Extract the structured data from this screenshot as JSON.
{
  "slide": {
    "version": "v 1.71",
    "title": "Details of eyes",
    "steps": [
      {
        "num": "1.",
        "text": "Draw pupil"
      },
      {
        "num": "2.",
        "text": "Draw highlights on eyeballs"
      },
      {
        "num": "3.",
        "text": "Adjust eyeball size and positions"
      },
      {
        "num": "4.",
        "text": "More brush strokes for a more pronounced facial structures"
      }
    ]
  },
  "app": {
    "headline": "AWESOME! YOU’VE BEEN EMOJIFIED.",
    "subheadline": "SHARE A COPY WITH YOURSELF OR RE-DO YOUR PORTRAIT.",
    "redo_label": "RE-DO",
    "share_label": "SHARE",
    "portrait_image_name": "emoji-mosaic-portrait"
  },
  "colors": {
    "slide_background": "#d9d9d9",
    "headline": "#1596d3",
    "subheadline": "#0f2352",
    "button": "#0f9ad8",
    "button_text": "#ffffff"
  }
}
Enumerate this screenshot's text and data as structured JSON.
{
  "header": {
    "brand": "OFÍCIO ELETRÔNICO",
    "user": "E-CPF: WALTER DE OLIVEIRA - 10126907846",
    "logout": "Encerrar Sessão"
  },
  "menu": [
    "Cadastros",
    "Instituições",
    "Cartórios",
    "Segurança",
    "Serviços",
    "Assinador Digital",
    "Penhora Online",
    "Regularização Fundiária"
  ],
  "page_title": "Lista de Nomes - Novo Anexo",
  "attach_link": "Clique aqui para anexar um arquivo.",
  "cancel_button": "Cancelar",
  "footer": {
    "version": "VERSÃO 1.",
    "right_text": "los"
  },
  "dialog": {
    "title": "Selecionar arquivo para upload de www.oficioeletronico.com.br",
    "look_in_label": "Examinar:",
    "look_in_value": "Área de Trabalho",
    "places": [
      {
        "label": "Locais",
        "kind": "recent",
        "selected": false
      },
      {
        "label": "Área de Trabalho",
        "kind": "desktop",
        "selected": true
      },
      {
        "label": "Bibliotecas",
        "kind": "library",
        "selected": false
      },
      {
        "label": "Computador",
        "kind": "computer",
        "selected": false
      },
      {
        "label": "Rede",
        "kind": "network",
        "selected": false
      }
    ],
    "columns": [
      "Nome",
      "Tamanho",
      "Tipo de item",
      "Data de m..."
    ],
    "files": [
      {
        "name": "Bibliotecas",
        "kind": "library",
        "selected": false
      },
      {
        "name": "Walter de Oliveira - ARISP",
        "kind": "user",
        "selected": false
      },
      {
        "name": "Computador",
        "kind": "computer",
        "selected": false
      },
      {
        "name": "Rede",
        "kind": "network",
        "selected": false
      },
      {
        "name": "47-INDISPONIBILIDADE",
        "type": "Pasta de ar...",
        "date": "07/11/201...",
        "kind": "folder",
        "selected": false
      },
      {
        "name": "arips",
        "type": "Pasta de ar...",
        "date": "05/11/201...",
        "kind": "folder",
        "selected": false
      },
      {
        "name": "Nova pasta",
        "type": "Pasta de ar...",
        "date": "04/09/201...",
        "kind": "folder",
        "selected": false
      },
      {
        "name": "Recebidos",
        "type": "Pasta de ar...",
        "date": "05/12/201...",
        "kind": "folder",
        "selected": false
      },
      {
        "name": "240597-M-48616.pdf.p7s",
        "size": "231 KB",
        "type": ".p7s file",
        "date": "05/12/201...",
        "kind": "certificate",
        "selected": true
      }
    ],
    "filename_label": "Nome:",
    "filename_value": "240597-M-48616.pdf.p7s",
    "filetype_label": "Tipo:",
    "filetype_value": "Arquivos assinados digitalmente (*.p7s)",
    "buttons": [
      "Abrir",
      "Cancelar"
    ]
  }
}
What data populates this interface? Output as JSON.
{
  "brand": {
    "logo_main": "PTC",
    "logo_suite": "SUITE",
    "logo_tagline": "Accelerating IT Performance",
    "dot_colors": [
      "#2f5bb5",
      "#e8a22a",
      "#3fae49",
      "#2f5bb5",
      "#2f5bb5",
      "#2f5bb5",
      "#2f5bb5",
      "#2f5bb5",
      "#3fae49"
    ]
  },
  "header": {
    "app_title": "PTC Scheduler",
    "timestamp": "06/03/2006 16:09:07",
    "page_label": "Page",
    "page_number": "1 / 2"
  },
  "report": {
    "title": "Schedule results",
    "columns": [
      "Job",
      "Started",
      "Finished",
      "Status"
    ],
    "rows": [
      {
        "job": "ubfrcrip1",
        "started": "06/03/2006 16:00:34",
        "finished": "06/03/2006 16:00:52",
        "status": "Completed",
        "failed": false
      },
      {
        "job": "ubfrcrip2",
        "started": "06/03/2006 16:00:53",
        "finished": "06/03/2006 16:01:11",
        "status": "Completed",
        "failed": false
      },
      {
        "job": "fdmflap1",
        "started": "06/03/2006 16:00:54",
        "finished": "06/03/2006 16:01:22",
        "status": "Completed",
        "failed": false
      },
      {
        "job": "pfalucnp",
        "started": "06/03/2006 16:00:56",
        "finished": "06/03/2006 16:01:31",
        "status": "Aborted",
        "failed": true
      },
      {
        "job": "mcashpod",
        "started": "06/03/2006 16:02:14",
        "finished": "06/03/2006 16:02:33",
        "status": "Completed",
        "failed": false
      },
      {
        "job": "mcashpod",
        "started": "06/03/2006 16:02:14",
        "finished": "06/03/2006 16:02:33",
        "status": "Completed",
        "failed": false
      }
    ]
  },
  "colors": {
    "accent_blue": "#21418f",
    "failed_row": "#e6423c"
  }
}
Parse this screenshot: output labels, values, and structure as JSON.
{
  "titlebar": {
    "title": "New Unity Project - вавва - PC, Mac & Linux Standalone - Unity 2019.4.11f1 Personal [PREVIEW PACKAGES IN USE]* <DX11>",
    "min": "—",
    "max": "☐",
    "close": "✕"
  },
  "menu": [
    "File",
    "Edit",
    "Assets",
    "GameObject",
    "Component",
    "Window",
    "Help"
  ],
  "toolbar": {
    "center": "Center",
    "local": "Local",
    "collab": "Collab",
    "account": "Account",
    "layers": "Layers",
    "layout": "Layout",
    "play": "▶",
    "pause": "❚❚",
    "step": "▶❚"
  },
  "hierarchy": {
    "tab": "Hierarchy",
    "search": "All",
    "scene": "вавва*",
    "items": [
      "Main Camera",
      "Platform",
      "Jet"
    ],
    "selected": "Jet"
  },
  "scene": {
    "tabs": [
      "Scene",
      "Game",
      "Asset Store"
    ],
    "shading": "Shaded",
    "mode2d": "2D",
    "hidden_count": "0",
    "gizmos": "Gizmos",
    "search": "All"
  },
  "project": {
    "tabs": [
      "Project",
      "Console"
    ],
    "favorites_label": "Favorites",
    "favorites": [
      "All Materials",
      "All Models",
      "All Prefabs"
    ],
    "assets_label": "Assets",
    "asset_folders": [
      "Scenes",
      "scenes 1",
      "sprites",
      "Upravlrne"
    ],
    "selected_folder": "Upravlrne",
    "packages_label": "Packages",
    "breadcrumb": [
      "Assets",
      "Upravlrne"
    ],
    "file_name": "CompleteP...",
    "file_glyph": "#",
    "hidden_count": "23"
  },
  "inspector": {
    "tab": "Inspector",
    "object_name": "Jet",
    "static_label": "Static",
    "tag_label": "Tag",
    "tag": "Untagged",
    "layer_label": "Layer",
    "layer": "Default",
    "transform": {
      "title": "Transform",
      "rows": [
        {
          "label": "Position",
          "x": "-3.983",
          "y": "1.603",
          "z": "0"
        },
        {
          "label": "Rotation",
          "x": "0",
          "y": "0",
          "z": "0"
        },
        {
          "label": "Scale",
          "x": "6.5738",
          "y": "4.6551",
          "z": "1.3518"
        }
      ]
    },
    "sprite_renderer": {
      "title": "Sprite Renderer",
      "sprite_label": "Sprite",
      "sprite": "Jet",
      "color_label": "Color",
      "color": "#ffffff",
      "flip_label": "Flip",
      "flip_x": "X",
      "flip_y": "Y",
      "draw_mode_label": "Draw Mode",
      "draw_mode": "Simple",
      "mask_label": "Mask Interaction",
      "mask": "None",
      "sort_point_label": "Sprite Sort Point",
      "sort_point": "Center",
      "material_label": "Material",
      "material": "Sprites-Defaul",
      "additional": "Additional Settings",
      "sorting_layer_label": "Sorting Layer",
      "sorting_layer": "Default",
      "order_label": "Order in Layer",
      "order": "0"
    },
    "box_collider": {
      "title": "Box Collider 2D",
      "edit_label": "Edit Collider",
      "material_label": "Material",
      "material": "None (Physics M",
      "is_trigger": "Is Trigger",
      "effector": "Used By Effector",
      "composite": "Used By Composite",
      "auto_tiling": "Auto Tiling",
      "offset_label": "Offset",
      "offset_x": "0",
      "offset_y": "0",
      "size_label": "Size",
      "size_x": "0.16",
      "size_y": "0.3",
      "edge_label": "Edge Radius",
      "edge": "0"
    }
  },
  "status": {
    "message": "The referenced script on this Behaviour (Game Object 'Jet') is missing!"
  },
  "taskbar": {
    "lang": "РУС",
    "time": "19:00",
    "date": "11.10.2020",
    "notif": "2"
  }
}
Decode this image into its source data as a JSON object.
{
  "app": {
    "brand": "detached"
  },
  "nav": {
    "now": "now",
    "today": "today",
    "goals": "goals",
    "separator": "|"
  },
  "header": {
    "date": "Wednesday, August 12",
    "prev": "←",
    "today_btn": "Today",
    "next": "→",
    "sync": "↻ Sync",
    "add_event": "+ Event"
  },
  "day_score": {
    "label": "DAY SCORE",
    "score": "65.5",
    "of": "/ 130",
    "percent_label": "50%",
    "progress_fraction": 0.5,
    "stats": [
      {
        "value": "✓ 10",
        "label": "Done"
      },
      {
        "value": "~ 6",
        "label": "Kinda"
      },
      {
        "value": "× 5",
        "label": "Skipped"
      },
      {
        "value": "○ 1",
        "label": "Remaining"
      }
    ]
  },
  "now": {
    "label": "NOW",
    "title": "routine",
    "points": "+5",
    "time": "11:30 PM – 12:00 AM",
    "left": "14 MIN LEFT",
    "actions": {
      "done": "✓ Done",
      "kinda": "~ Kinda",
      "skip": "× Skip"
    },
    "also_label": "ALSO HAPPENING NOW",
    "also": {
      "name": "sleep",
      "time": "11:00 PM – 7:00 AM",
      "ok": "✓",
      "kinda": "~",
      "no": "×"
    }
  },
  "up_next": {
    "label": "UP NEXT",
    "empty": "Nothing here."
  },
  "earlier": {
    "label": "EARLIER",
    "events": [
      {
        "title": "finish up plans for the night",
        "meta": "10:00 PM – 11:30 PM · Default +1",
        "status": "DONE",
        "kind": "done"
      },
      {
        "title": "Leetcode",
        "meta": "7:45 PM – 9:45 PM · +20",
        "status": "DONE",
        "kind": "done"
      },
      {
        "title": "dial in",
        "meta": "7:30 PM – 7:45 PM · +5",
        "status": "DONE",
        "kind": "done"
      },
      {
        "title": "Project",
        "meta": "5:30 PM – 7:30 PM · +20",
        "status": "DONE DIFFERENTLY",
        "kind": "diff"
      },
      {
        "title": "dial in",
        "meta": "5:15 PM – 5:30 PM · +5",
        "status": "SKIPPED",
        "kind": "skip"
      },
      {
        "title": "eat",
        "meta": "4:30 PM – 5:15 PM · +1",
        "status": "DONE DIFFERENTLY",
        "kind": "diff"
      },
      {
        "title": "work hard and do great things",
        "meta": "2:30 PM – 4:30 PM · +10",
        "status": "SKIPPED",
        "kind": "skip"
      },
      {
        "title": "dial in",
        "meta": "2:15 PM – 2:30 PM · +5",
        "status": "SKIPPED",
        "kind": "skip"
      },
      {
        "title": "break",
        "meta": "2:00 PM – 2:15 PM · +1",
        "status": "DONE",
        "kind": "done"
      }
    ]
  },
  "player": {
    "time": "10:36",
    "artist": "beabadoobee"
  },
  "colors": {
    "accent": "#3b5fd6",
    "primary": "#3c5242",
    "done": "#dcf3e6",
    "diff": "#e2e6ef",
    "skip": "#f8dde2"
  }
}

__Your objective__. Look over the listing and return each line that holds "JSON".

__Completed exercise__.
Extract the structured data from this screenshot as JSON.
Enumerate this screenshot's text and data as structured JSON.
What data populates this interface? Output as JSON.
Parse this screenshot: output labels, values, and structure as JSON.
Decode this image into its source data as a JSON object.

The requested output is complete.